One in five women will experience a mental health problem during their pregnancy and in the first year after birth, with depression and anxiety disorders being the most common.

To mark the perinatal service’s official launch, the team will be at three upcoming events to speak to women and their families.

. Rosie Maternity Hospital, Cambridge - February 11: 6pm to 9pm (part of open evening at the hospital)

. Rosie Hospital foyer, Cambridge - February 12: 10.30am to 1.30pm

. Maternity Unit foyer, Peterborough City Hospital - Wednesday, February 13: Noon to 2.30pm.

Last year CPFT – which provides mental health and community health care - was awarded about £3 million over the next three years as part of a national programme to increase funding for perinatal services across the country by a further £23 million.

The trust’s Perinatal Mental Health Team offers psychiatric and psychological assessments and care for women with complex or severe mental health problems during the perinatal period. It can also provide pre-conception advice for women with a current or past severe mental illness who are planning a pregnancy.

The team includes consultant psychiatrists, psychologists, clinical nurse specialists, social workers, occupational therapists, peer support workers, nursery nurses and administrative staff.

To access the service, women are asked to speak to their GP. More information can be found on the CPFT website.

Speaking when funding for the service was first announced in August, Juli Broder, advanced nurse practitioner for perinatal mental health at CPFT, said: “This is a crucial step forward for mothers and mothers-to-be. Good mental health care for mums means better care for their children – and that will have lifelong benefits.

“At the moment we offer some perinatal care through our mental health adult locality teams, but having a specialist team in place will be vital and we will be able to offer support to hundreds of women each year.”
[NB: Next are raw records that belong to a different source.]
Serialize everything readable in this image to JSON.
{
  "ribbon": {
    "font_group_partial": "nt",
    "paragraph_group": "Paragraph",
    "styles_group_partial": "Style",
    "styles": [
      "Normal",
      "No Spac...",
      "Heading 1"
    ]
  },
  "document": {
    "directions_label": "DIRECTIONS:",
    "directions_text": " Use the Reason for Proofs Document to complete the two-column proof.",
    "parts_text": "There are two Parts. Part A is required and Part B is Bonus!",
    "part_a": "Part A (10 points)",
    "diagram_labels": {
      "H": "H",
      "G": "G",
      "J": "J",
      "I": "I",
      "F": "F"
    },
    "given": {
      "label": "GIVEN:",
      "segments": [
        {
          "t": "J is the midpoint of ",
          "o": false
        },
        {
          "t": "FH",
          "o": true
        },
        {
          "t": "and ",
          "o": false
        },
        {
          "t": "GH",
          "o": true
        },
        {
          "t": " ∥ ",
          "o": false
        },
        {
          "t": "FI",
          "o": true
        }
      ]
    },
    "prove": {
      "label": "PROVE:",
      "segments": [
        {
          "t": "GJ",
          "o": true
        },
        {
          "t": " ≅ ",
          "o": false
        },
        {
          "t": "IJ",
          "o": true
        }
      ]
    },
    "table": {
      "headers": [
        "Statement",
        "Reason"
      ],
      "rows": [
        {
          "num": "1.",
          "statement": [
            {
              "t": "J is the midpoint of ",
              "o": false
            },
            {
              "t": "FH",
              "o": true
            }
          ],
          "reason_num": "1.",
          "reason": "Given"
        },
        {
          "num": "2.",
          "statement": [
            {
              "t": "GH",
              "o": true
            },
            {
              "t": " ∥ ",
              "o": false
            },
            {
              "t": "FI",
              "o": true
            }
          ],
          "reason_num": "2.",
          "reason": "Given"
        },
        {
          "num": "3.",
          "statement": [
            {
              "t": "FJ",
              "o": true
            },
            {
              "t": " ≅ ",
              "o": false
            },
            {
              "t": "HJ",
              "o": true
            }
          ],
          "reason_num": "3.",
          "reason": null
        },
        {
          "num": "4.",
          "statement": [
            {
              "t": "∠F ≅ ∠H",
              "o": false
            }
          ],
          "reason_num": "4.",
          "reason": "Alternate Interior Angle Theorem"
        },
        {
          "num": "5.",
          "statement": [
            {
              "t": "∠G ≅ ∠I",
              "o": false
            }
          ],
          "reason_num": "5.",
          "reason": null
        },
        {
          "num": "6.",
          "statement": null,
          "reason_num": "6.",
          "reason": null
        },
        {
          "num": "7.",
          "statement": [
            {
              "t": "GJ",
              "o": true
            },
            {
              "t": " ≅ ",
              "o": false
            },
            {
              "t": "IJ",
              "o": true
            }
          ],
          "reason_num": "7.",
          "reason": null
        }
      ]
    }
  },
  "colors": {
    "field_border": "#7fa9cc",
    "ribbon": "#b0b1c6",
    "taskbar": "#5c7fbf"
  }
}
NHS England, which has committed to investing £365 million to develop perinatal mental health services nationally by 2022, has said as recently as 2014 it was estimated that only three per cent of the country had good access to perinatal mental health care.